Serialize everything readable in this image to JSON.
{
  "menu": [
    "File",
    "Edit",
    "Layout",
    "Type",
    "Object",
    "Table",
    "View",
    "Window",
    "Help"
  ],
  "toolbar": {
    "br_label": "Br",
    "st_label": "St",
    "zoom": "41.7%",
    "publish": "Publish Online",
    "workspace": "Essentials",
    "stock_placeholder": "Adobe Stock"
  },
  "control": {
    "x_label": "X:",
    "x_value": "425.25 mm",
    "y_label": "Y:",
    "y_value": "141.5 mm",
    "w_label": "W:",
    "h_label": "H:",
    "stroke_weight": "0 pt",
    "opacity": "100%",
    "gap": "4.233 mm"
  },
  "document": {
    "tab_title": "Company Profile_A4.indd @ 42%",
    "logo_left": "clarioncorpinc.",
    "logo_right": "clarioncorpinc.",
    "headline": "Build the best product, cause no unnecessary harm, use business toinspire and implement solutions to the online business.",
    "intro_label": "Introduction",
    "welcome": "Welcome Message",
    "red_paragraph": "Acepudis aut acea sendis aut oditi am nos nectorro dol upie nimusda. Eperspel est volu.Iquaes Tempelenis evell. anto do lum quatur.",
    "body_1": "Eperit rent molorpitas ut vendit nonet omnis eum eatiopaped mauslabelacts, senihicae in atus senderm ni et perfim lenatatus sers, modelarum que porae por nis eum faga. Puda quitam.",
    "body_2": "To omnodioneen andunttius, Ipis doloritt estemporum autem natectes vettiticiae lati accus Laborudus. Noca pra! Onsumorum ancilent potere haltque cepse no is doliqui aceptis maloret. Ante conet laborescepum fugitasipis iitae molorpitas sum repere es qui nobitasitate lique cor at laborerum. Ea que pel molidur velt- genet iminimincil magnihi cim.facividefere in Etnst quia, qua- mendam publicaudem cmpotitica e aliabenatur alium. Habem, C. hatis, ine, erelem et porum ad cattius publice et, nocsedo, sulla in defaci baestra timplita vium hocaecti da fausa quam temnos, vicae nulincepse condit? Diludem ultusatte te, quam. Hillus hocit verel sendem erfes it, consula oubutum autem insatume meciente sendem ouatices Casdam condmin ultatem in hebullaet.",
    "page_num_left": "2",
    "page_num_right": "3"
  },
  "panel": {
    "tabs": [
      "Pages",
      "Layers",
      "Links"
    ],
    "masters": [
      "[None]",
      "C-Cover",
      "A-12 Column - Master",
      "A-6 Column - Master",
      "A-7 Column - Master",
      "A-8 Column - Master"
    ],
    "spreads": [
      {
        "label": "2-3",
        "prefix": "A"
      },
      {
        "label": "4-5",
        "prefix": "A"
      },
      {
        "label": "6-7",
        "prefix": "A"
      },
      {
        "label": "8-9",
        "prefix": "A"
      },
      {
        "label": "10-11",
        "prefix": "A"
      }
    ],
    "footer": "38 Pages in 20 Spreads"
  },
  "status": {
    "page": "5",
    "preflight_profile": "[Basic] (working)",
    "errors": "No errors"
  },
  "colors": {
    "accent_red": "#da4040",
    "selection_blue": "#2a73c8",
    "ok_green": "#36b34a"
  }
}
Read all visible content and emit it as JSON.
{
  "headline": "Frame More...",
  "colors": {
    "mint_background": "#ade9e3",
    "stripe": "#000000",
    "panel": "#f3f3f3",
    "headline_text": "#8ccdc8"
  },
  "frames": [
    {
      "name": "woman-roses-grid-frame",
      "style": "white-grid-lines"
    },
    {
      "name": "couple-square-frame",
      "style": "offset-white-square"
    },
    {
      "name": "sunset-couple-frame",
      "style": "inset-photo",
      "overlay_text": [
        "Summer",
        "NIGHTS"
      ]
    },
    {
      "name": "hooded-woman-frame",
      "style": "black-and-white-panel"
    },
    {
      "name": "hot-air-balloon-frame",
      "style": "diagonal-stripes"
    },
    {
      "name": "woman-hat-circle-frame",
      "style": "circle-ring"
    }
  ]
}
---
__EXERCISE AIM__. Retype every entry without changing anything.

__RESULT OF THE TASK__.
Serialize everything readable in this image to JSON.
{
  "menu": [
    "File",
    "Edit",
    "Layout",
    "Type",
    "Object",
    "Table",
    "View",
    "Window",
    "Help"
  ],
  "toolbar": {
    "br_label": "Br",
    "st_label": "St",
    "zoom": "41.7%",
    "publish": "Publish Online",
    "workspace": "Essentials",
    "stock_placeholder": "Adobe Stock"
  },
  "control": {
    "x_label": "X:",
    "x_value": "425.25 mm",
    "y_label": "Y:",
    "y_value": "141.5 mm",
    "w_label": "W:",
    "h_label": "H:",
    "stroke_weight": "0 pt",
    "opacity": "100%",
    "gap": "4.233 mm"
  },
  "document": {
    "tab_title": "Company Profile_A4.indd @ 42%",
    "logo_left": "clarioncorpinc.",
    "logo_right": "clarioncorpinc.",
    "headline": "Build the best product, cause no unnecessary harm, use business toinspire and implement solutions to the online business.",
    "intro_label": "Introduction",
    "welcome": "Welcome Message",
    "red_paragraph": "Acepudis aut acea sendis aut oditi am nos nectorro dol upie nimusda. Eperspel est volu.Iquaes Tempelenis evell. anto do lum quatur.",
    "body_1": "Eperit rent molorpitas ut vendit nonet omnis eum eatiopaped mauslabelacts, senihicae in atus senderm ni et perfim lenatatus sers, modelarum que porae por nis eum faga. Puda quitam.",
    "body_2": "To omnodioneen andunttius, Ipis doloritt estemporum autem natectes vettiticiae lati accus Laborudus. Noca pra! Onsumorum ancilent potere haltque cepse no is doliqui aceptis maloret. Ante conet laborescepum fugitasipis iitae molorpitas sum repere es qui nobitasitate lique cor at laborerum. Ea que pel molidur velt- genet iminimincil magnihi cim.facividefere in Etnst quia, qua- mendam publicaudem cmpotitica e aliabenatur alium. Habem, C. hatis, ine, erelem et porum ad cattius publice et, nocsedo, sulla in defaci baestra timplita vium hocaecti da fausa quam temnos, vicae nulincepse condit? Diludem ultusatte te, quam. Hillus hocit verel sendem erfes it, consula oubutum autem insatume meciente sendem ouatices Casdam condmin ultatem in hebullaet.",
    "page_num_left": "2",
    "page_num_right": "3"
  },
  "panel": {
    "tabs": [
      "Pages",
      "Layers",
      "Links"
    ],
    "masters": [
      "[None]",
      "C-Cover",
      "A-12 Column - Master",
      "A-6 Column - Master",
      "A-7 Column - Master",
      "A-8 Column - Master"
    ],
    "spreads": [
      {
        "label": "2-3",
        "prefix": "A"
      },
      {
        "label": "4-5",
        "prefix": "A"
      },
      {
        "label": "6-7",
        "prefix": "A"
      },
      {
        "label": "8-9",
        "prefix": "A"
      },
      {
        "label": "10-11",
        "prefix": "A"
      }
    ],
    "footer": "38 Pages in 20 Spreads"
  },
  "status": {
    "page": "5",
    "preflight_profile": "[Basic] (working)",
    "errors": "No errors"
  },
  "colors": {
    "accent_red": "#da4040",
    "selection_blue": "#2a73c8",
    "ok_green": "#36b34a"
  }
}
Read all visible content and emit it as JSON.
{
  "headline": "Frame More...",
  "colors": {
    "mint_background": "#ade9e3",
    "stripe": "#000000",
    "panel": "#f3f3f3",
    "headline_text": "#8ccdc8"
  },
  "frames": [
    {
      "name": "woman-roses-grid-frame",
      "style": "white-grid-lines"
    },
    {
      "name": "couple-square-frame",
      "style": "offset-white-square"
    },
    {
      "name": "sunset-couple-frame",
      "style": "inset-photo",
      "overlay_text": [
        "Summer",
        "NIGHTS"
      ]
    },
    {
      "name": "hooded-woman-frame",
      "style": "black-and-white-panel"
    },
    {
      "name": "hot-air-balloon-frame",
      "style": "diagonal-stripes"
    },
    {
      "name": "woman-hat-circle-frame",
      "style": "circle-ring"
    }
  ]
}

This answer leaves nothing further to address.